What is being asked ▸
If an entry holds a picture, drop the picture and restate the rest word for word.

[Data excerpts]

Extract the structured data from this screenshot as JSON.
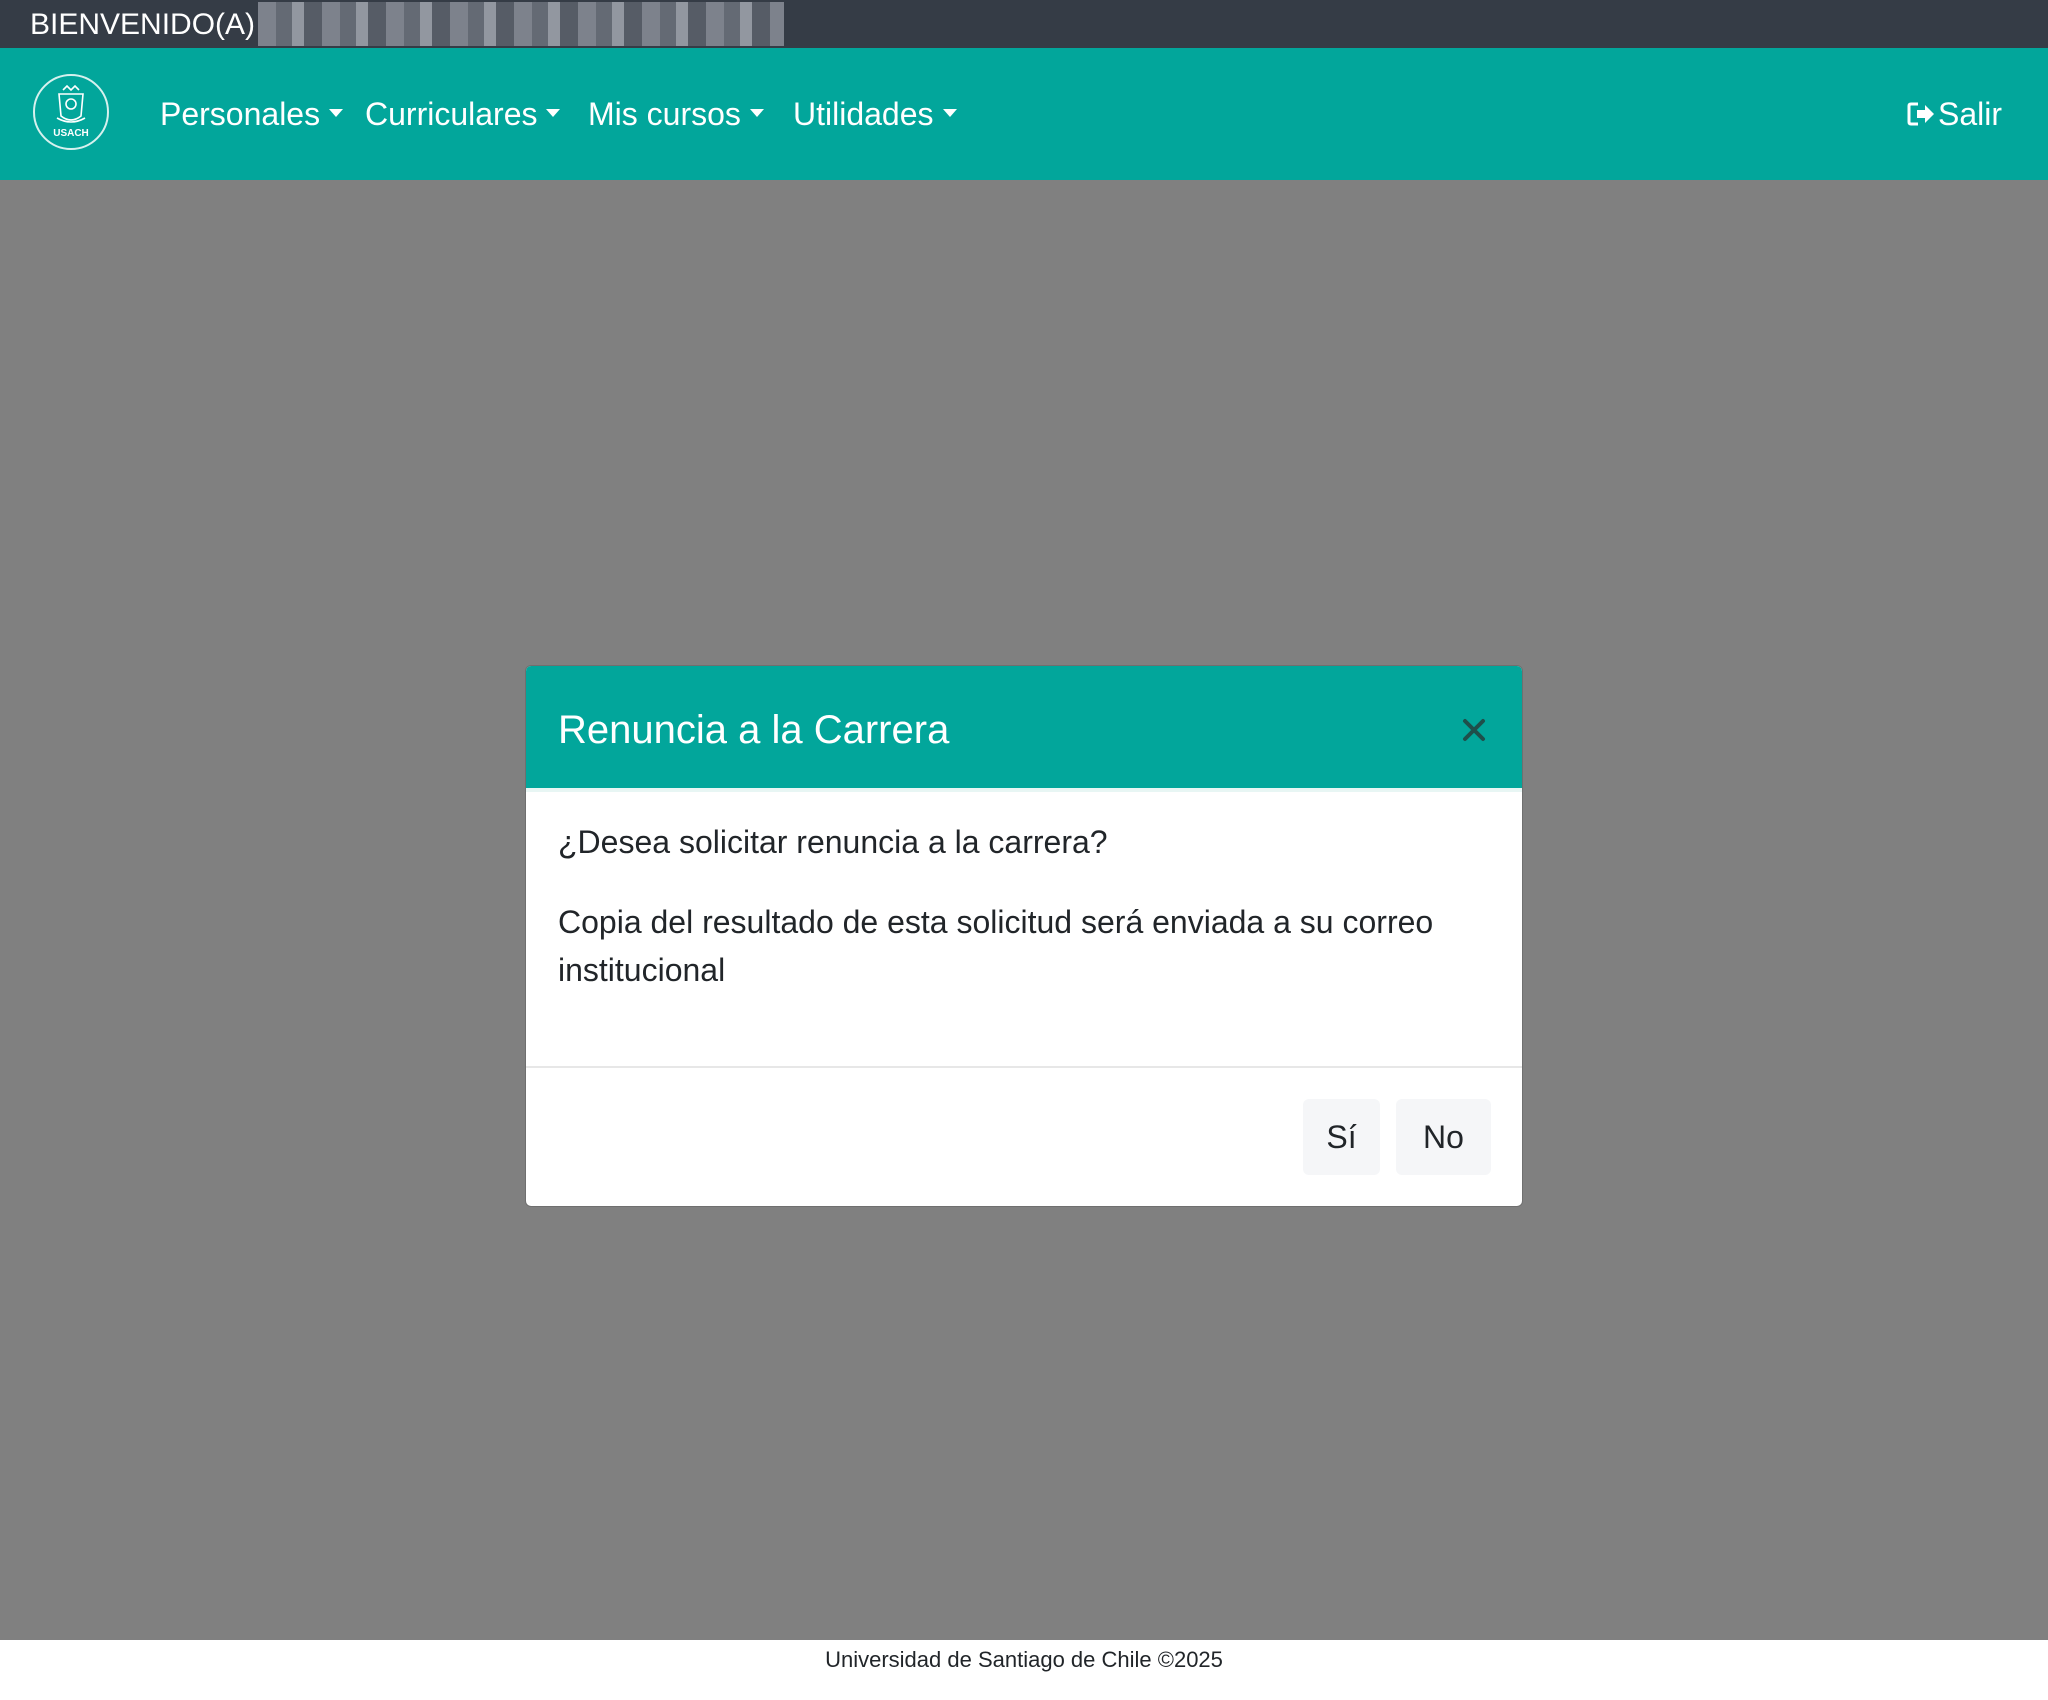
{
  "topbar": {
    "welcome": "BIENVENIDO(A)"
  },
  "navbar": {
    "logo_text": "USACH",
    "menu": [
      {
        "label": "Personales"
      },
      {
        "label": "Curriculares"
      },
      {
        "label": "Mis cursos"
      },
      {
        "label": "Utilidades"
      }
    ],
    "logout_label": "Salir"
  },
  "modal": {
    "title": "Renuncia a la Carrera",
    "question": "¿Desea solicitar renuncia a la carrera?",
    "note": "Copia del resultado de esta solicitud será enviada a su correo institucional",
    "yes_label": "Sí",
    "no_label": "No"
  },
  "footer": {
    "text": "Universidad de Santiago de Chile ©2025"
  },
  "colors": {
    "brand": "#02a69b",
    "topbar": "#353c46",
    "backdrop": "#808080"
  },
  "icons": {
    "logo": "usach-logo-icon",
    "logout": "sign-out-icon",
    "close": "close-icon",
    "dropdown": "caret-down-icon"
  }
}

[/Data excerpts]

Exercise output ▸
Extract the structured data from this screenshot as JSON.
{
  "topbar": {
    "welcome": "BIENVENIDO(A)"
  },
  "navbar": {
    "logo_text": "USACH",
    "menu": [
      {
        "label": "Personales"
      },
      {
        "label": "Curriculares"
      },
      {
        "label": "Mis cursos"
      },
      {
        "label": "Utilidades"
      }
    ],
    "logout_label": "Salir"
  },
  "modal": {
    "title": "Renuncia a la Carrera",
    "question": "¿Desea solicitar renuncia a la carrera?",
    "note": "Copia del resultado de esta solicitud será enviada a su correo institucional",
    "yes_label": "Sí",
    "no_label": "No"
  },
  "footer": {
    "text": "Universidad de Santiago de Chile ©2025"
  },
  "colors": {
    "brand": "#02a69b",
    "topbar": "#353c46",
    "backdrop": "#808080"
  },
  "icons": {
    "logo": "usach-logo-icon",
    "logout": "sign-out-icon",
    "close": "close-icon",
    "dropdown": "caret-down-icon"
  }
}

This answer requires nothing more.